"I'm very busy right now. Can you liaise with HR and I'll catch up with you at the interview stage....."
The Problem: The interviewing line manager will disengage with the process and not come align with the priorities on the interview day. Also, HR are very likely to have very different priorities and probably lack commercial awareness (sorry HR, but it's more true than not - particularly in my experience for commercial roles). They will influence the direction that the search takes more than they should.
The Solution: For the headhunter to be clear that they expect regular contact with the interviewing line manager - they should have the strength of mind to be prepared to walk away, or remove any guarantees, if the line manager wants to totally disengage. The line manager must be ready to take responsibility for making the appointing decision. I'm very sorry, but if the line manager isn't willing to stay engaged, it will go wrong in the end, because the disengagement will continue after the appointment - that's the way it always is with some people.
"I can see the candidates all meet the brief, but I don't like any of them"
The Problem: This is the headhunters (which is ME in this example) fault. I've not understood the cultural and behavioural needs of the client sufficiently well. This isn't an exact science, but with psychometrics this can be addressed with more objectivity than may be understood.
The Solution: Rigorous needs analysis by the headhunter right at the start of the search. Sometimes the client gets bored with the initial detail, but it's worth it in the end.
"I really like 'Jane' but I'm going to make her a lower offer....."
The Problem: Do I really need to explain? The client is looking to save some money. Expectation is dashed and the candidate is lost. I'm afraid this happens more often than is sensible.
The Solution: Have a real understanding of the package range. I've also learned to play down the salary so that when it does happen it's not a surprise, and when it doesn't happen, the candidate gets a pleasant surprise.
"I cut and paste the formal offer letter....."
The Problem: The verbal offer has been made and accepted in principle. Everybody relaxes. An offer letter is constructed from another recent offer that was accepted for a totally different role. Everybody is happy and they don't check the detail. The holiday entitlement and pension details are wrong, and the car allowance isn't explained. The candidate thinks they've been shafted. When it's explained it was a mistake, the candidate thinks the potential new employer isn't quite as hot as they'd been led to believe.

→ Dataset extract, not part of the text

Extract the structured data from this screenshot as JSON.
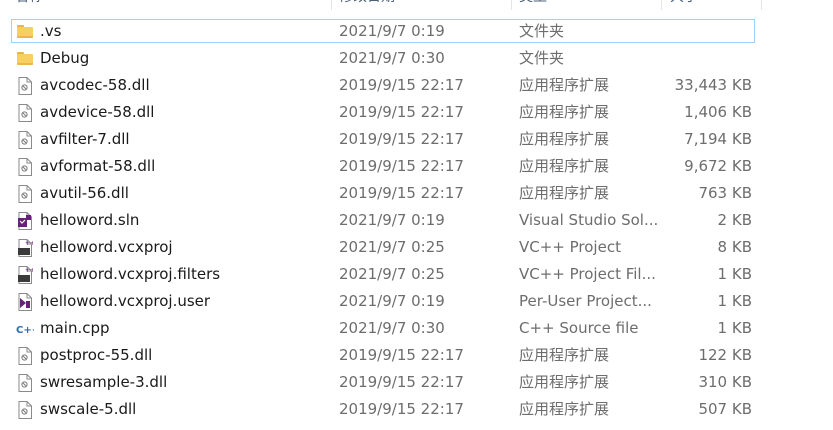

The Solution: Don't leave the offer letter in the hands of HR. In every case this has happened HR got it wrong. The line manager will have to live with this, so they're motivated to check the details before the offer is finally made. Leave it with them.
"This is a great company to work for......"
The Problem: The company doesn't want to air all their 'challenges' in the fear it will put candidates off. They paint a rosy picture to the headhunter and the candidates. Day 1: The candidate starts and talks to other staff and the problems soon surface. The candidate rightly thinks they have been conned and trust is shot in the foot. The headhunter is part of the problem here, because they've not tried hard enough to understand what's going on.
The Solution: For companies to outline the challenges. Good managers and leaders are often motivated by something they can get their teeth into. Day 1: The candidate walks in ready for what's about to happen with a smile in their face! It makes a massive difference. For further reference, here's 10 dumb things you should tell a candidate...
I'm afraid these examples are all real and quite recent. From my perspective, they have taught me that understanding much more than the Job Description is what makes such a difference to a successful headhunt.
Written by Martin Ellis - email Martin